From the entries that follow, report every line in which "kind" occurs.

(Stored items)
* * * * *

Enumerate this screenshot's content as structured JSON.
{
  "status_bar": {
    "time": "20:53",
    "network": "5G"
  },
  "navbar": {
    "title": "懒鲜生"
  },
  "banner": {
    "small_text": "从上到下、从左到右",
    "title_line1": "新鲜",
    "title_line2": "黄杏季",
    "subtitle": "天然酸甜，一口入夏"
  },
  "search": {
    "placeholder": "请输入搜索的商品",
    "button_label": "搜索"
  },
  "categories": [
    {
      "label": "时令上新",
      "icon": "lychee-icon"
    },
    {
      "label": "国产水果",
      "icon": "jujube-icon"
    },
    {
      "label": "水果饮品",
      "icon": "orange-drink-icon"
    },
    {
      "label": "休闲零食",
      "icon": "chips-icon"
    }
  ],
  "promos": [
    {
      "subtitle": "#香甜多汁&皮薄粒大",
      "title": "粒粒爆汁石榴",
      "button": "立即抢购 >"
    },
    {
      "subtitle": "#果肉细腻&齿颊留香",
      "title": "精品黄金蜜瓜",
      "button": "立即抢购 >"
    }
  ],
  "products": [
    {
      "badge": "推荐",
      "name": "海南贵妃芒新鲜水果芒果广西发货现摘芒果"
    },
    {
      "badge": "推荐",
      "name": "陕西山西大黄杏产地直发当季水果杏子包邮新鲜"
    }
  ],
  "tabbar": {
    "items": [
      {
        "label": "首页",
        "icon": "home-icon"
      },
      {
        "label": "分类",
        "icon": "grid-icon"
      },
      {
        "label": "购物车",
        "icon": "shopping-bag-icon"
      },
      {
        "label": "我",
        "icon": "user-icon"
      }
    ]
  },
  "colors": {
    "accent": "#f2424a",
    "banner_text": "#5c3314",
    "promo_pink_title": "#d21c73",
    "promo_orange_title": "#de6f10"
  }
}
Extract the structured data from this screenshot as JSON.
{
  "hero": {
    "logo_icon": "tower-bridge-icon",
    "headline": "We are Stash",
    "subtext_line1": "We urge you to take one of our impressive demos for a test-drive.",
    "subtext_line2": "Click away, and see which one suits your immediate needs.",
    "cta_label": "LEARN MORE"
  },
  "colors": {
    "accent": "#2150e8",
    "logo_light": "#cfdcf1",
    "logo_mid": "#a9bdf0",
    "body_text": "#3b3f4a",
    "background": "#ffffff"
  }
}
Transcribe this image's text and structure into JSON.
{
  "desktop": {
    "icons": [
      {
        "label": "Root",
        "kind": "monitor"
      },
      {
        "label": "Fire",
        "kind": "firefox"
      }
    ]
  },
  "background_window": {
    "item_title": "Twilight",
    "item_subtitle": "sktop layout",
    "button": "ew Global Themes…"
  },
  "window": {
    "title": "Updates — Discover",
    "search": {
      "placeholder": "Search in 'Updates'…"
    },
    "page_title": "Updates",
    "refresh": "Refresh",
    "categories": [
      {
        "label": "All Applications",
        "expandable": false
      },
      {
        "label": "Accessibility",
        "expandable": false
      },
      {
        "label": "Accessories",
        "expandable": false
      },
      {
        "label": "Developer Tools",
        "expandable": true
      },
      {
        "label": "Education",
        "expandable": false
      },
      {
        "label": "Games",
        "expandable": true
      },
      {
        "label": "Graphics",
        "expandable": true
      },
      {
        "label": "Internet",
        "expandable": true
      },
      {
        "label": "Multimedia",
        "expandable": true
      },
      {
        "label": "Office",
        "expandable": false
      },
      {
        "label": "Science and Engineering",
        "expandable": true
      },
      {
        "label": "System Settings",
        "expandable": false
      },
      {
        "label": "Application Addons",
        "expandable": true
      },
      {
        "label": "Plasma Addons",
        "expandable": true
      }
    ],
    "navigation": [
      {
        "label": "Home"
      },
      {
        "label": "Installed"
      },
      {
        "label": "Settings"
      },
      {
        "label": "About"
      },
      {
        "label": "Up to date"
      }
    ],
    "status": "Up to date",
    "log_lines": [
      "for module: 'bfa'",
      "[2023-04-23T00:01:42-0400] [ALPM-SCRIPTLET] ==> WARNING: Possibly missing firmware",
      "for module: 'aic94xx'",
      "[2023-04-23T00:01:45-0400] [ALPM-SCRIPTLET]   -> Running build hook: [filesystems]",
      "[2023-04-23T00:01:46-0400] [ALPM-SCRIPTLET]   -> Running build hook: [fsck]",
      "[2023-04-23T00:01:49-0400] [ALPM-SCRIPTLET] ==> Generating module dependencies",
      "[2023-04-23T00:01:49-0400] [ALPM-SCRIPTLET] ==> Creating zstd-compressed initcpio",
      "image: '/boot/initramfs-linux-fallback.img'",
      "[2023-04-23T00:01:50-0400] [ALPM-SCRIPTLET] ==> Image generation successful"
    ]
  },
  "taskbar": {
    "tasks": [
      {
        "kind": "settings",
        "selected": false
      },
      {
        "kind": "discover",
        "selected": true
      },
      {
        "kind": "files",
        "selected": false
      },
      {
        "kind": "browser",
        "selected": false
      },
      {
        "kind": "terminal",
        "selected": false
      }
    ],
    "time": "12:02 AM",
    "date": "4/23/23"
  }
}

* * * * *

**Output of the task**
        "kind": "monitor"
        "kind": "firefox"
        "kind": "settings",
        "kind": "discover",
        "kind": "files",
        "kind": "browser",
        "kind": "terminal",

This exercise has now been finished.